By Borys Krawczeniuk and Michael Sisak
Republican U.S. Senate candidate Pat Toomey accused Democratic candidate Joe Sestak of supporting Democratic policies designed to turn the country into "a European-style welfare state."
Citing the Wall Street and automobile industry bailouts, the $787 billion economic stimulus package and the $940 billion health care reform bill, Mr. Toomey said they have led to "deficits and debt that are completely unaffordable" and a tepid economic recovery.
"Joe Sestak, my opponent, is 100 percent in favor of this whole agenda and his whole agenda, and his only criticism is it doesn't go far enough," Mr. Toomey told about a dozen supporters gathered at the Pierce Street Deli.
The stop was one of seven on the first day of a four-day, 23-county tour with his family in a recreational vehicle. Mr. Toomey later made similar remarks to about two dozen party activists at Arcaro & Genell in Old Forge.
Both stops were greeted by Democratic Party-organized protesters who are shadowing Mr. Toomey. They scolded the former interest- and currency-rate swaps trader for his Wall Street ties.
"Main Street, not Wall Street," the Democrats chanted outside the Old Forge restaurant.
Mr. Toomey's campaign put out a news release highlighting an unemployment rate that remains higher than predicted in Lackawanna and Luzerne counties, despite the stimulus.
In an interview later, Mr. Toomey dismissed economists who say the downturn would have been worse without the stimulus, citing other economists who think the stimulus accomplished nothing, he said. He also dismissed the turnaround of General Motors and Chrysler because of bailout funding, which President Barack Obama recently highlighted.
"So taxpayers had to shovel a boatload of money into these companies and now, for the moment, they're profitable. That's not a viable model in my mind," he said. "I just don't think that's fair to the taxpayers."
In Old Forge, Rosanne Kolberg, a Democratic organizer, was among eight protesters, and taunted Mr. Toomey with a sign that said, "Thanks for being our friend," followed by a red heart and the words, "Wall Street."

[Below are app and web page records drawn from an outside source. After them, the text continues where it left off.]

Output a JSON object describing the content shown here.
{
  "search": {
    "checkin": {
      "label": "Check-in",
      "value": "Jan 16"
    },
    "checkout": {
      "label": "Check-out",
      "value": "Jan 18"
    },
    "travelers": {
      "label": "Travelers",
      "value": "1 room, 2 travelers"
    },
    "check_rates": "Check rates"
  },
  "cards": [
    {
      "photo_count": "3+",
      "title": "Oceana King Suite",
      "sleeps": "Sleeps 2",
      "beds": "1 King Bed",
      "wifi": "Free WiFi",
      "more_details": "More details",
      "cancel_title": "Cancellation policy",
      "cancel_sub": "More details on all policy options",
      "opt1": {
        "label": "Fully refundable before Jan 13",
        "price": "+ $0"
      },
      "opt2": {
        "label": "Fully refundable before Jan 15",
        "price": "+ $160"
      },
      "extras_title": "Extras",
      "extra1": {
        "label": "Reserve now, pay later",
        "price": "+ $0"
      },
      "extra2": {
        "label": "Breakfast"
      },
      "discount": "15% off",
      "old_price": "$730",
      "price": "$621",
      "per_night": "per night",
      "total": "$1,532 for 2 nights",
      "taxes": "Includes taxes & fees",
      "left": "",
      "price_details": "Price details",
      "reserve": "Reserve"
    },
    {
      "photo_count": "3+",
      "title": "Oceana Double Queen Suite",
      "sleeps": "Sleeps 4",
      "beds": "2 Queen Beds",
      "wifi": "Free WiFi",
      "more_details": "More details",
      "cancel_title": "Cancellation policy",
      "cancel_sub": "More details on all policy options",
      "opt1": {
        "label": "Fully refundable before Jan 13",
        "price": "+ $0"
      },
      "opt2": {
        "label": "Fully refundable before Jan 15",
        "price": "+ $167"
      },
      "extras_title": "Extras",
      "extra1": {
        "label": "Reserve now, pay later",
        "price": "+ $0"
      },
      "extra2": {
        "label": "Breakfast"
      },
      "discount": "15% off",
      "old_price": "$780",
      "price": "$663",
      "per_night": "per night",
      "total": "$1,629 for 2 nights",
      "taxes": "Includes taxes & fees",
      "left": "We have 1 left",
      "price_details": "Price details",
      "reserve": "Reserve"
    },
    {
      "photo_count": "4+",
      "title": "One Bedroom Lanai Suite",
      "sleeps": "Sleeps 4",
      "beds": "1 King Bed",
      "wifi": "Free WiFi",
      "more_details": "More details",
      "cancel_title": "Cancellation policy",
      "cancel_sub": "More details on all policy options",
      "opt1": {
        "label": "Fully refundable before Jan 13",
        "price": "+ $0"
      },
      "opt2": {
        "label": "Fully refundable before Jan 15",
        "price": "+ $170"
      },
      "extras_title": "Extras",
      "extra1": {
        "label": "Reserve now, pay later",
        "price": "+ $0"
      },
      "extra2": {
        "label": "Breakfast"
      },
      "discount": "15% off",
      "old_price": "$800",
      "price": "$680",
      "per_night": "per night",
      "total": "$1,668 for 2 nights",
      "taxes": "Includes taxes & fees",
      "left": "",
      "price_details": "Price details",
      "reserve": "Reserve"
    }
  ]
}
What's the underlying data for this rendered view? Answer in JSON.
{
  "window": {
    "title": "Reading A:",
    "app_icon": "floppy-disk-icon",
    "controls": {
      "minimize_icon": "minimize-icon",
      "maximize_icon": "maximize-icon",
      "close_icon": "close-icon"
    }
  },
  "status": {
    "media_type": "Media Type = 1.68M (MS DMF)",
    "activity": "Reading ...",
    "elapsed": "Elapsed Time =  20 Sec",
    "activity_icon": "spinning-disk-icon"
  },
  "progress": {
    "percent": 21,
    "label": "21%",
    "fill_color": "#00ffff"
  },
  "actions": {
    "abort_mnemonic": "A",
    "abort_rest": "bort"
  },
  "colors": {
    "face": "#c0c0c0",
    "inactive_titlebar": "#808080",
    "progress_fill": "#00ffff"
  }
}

"Anybody that wants to bet on everyone else losing their shirt, stick with Pat Toomey," Ms. Kolberg said.
Mr. Toomey said his Wall Street work helped companies borrow and manage risk so they could hire more people.
"I left Wall Street 20 years ago, but one of the things I learned when I was on Wall Street is that's the last place I think taxpayer bailout dollars should go for bailouts," he said. "Joe Sestak supported all of those bailouts, and he supports still more bailouts, and I opposed them. I think that makes it pretty clear who's on the side of Wall Street."